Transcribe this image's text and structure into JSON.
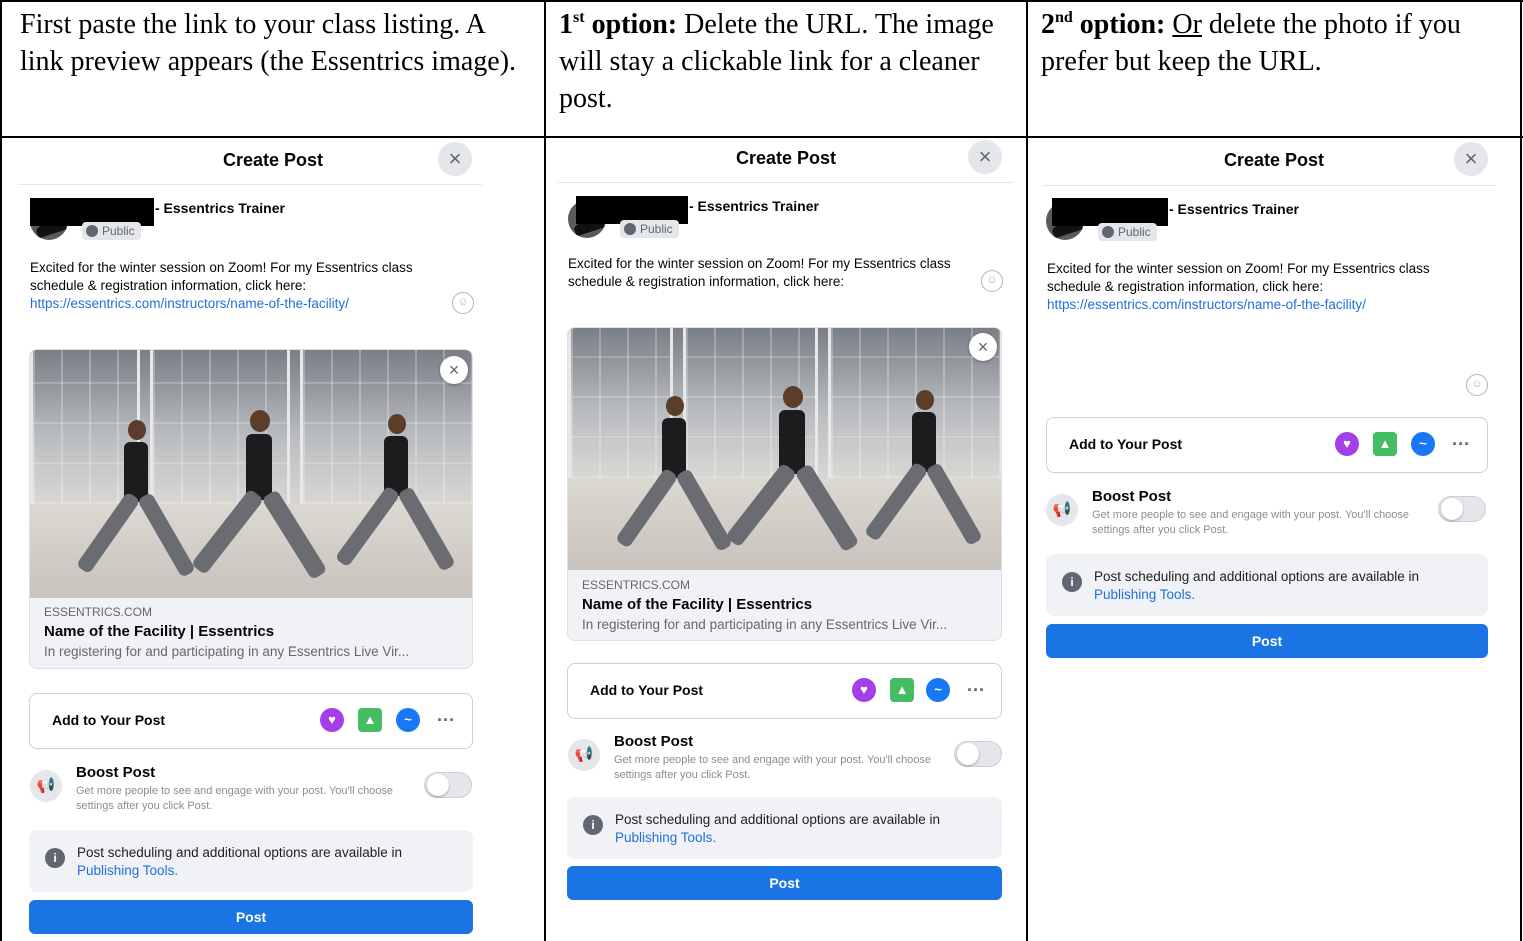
{
  "captions": {
    "col1": "First paste the link to your class listing. A link preview appears (the Essentrics image).",
    "col2_bold": "1",
    "col2_sup": "st",
    "col2_bold2": "option:",
    "col2_text": "Delete the URL. The image will stay a clickable link for a cleaner post.",
    "col3_bold": "2",
    "col3_sup": "nd",
    "col3_bold2": "option:",
    "col3_underline": "Or",
    "col3_text": "delete the photo if you prefer but keep the URL."
  },
  "post": {
    "title": "Create Post",
    "close_icon": "×",
    "user_suffix": "- Essentrics Trainer",
    "audience": "Public",
    "text": "Excited for the winter session on Zoom! For my Essentrics class schedule & registration information, click here:",
    "url": "https://essentrics.com/instructors/name-of-the-facility/",
    "url_cursor": "https://essentrics.com/instructors/name-of-the-facility/",
    "smiley": "☺",
    "preview_domain": "ESSENTRICS.COM",
    "preview_title": "Name of the Facility | Essentrics",
    "preview_desc": "In registering for and participating in any Essentrics Live Vir...",
    "add_to_post": "Add to Your Post",
    "more": "···",
    "boost_title": "Boost Post",
    "boost_desc": "Get more people to see and engage with your post. You'll choose settings after you click Post.",
    "boost_on": false,
    "sched_text": "Post scheduling and additional options are available in",
    "sched_link": "Publishing Tools.",
    "post_button": "Post"
  },
  "colors": {
    "link": "#216fdb",
    "post_button": "#1b74e4",
    "panel_bg": "#f0f2f5"
  }
}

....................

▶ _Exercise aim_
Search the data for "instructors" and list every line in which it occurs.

▶ _Answer box_
    "url": "https://essentrics.com/instructors/name-of-the-facility/",
    "url_cursor": "https://essentrics.com/instructors/name-of-the-facility/",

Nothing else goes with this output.